→ Problem details: Each line must appear in the answer exactly as it does in the data.

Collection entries
%%

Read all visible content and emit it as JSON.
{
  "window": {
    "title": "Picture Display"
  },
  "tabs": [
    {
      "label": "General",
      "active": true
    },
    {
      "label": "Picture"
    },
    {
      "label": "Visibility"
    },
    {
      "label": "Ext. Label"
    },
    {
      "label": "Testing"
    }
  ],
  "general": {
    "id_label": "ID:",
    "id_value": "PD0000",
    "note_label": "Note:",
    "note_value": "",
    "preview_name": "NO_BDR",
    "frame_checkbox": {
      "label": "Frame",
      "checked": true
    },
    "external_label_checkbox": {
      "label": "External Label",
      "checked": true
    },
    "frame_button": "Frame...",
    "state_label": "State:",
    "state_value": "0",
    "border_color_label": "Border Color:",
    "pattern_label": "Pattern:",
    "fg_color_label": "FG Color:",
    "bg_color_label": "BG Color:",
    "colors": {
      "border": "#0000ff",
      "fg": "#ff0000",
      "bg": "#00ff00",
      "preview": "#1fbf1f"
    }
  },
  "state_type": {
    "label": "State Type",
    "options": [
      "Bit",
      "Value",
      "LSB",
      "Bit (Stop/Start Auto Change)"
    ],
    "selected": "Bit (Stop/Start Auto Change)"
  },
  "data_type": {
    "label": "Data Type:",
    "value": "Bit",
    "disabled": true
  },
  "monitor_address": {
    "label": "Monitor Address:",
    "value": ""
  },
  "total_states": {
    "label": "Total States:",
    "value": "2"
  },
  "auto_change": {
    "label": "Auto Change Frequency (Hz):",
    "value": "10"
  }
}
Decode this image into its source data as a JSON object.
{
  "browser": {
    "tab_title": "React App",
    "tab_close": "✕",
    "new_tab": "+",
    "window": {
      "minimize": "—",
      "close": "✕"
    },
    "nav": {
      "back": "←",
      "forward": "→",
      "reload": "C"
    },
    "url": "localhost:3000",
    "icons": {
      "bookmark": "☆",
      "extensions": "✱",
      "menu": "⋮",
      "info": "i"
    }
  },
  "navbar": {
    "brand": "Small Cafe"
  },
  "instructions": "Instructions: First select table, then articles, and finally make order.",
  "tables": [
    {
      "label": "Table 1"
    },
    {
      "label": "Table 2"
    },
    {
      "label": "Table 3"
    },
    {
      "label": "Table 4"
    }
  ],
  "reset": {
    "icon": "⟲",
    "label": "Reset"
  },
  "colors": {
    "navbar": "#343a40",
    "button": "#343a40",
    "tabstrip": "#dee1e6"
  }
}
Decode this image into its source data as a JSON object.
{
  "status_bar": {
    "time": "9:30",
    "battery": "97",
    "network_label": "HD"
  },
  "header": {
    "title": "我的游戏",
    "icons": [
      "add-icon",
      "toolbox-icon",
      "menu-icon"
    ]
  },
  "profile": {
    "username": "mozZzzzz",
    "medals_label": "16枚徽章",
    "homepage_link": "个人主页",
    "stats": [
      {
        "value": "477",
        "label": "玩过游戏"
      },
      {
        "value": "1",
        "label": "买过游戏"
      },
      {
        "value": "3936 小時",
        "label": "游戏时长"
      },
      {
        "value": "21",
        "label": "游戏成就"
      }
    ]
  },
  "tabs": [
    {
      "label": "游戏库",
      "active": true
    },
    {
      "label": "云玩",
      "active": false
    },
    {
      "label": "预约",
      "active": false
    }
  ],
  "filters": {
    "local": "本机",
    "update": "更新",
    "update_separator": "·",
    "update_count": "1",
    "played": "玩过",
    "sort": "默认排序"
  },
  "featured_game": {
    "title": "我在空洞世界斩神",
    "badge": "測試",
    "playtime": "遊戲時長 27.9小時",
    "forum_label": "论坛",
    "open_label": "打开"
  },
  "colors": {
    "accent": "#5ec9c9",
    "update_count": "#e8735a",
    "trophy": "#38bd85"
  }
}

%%

→ Task solution:
Read all visible content and emit it as JSON.
{
  "window": {
    "title": "Picture Display"
  },
  "tabs": [
    {
      "label": "General",
      "active": true
    },
    {
      "label": "Picture"
    },
    {
      "label": "Visibility"
    },
    {
      "label": "Ext. Label"
    },
    {
      "label": "Testing"
    }
  ],
  "general": {
    "id_label": "ID:",
    "id_value": "PD0000",
    "note_label": "Note:",
    "note_value": "",
    "preview_name": "NO_BDR",
    "frame_checkbox": {
      "label": "Frame",
      "checked": true
    },
    "external_label_checkbox": {
      "label": "External Label",
      "checked": true
    },
    "frame_button": "Frame...",
    "state_label": "State:",
    "state_value": "0",
    "border_color_label": "Border Color:",
    "pattern_label": "Pattern:",
    "fg_color_label": "FG Color:",
    "bg_color_label": "BG Color:",
    "colors": {
      "border": "#0000ff",
      "fg": "#ff0000",
      "bg": "#00ff00",
      "preview": "#1fbf1f"
    }
  },
  "state_type": {
    "label": "State Type",
    "options": [
      "Bit",
      "Value",
      "LSB",
      "Bit (Stop/Start Auto Change)"
    ],
    "selected": "Bit (Stop/Start Auto Change)"
  },
  "data_type": {
    "label": "Data Type:",
    "value": "Bit",
    "disabled": true
  },
  "monitor_address": {
    "label": "Monitor Address:",
    "value": ""
  },
  "total_states": {
    "label": "Total States:",
    "value": "2"
  },
  "auto_change": {
    "label": "Auto Change Frequency (Hz):",
    "value": "10"
  }
}
Decode this image into its source data as a JSON object.
{
  "browser": {
    "tab_title": "React App",
    "tab_close": "✕",
    "new_tab": "+",
    "window": {
      "minimize": "—",
      "close": "✕"
    },
    "nav": {
      "back": "←",
      "forward": "→",
      "reload": "C"
    },
    "url": "localhost:3000",
    "icons": {
      "bookmark": "☆",
      "extensions": "✱",
      "menu": "⋮",
      "info": "i"
    }
  },
  "navbar": {
    "brand": "Small Cafe"
  },
  "instructions": "Instructions: First select table, then articles, and finally make order.",
  "tables": [
    {
      "label": "Table 1"
    },
    {
      "label": "Table 2"
    },
    {
      "label": "Table 3"
    },
    {
      "label": "Table 4"
    }
  ],
  "reset": {
    "icon": "⟲",
    "label": "Reset"
  },
  "colors": {
    "navbar": "#343a40",
    "button": "#343a40",
    "tabstrip": "#dee1e6"
  }
}
Decode this image into its source data as a JSON object.
{
  "status_bar": {
    "time": "9:30",
    "battery": "97",
    "network_label": "HD"
  },
  "header": {
    "title": "我的游戏",
    "icons": [
      "add-icon",
      "toolbox-icon",
      "menu-icon"
    ]
  },
  "profile": {
    "username": "mozZzzzz",
    "medals_label": "16枚徽章",
    "homepage_link": "个人主页",
    "stats": [
      {
        "value": "477",
        "label": "玩过游戏"
      },
      {
        "value": "1",
        "label": "买过游戏"
      },
      {
        "value": "3936 小時",
        "label": "游戏时长"
      },
      {
        "value": "21",
        "label": "游戏成就"
      }
    ]
  },
  "tabs": [
    {
      "label": "游戏库",
      "active": true
    },
    {
      "label": "云玩",
      "active": false
    },
    {
      "label": "预约",
      "active": false
    }
  ],
  "filters": {
    "local": "本机",
    "update": "更新",
    "update_separator": "·",
    "update_count": "1",
    "played": "玩过",
    "sort": "默认排序"
  },
  "featured_game": {
    "title": "我在空洞世界斩神",
    "badge": "測試",
    "playtime": "遊戲時長 27.9小時",
    "forum_label": "论坛",
    "open_label": "打开"
  },
  "colors": {
    "accent": "#5ec9c9",
    "update_count": "#e8735a",
    "trophy": "#38bd85"
  }
}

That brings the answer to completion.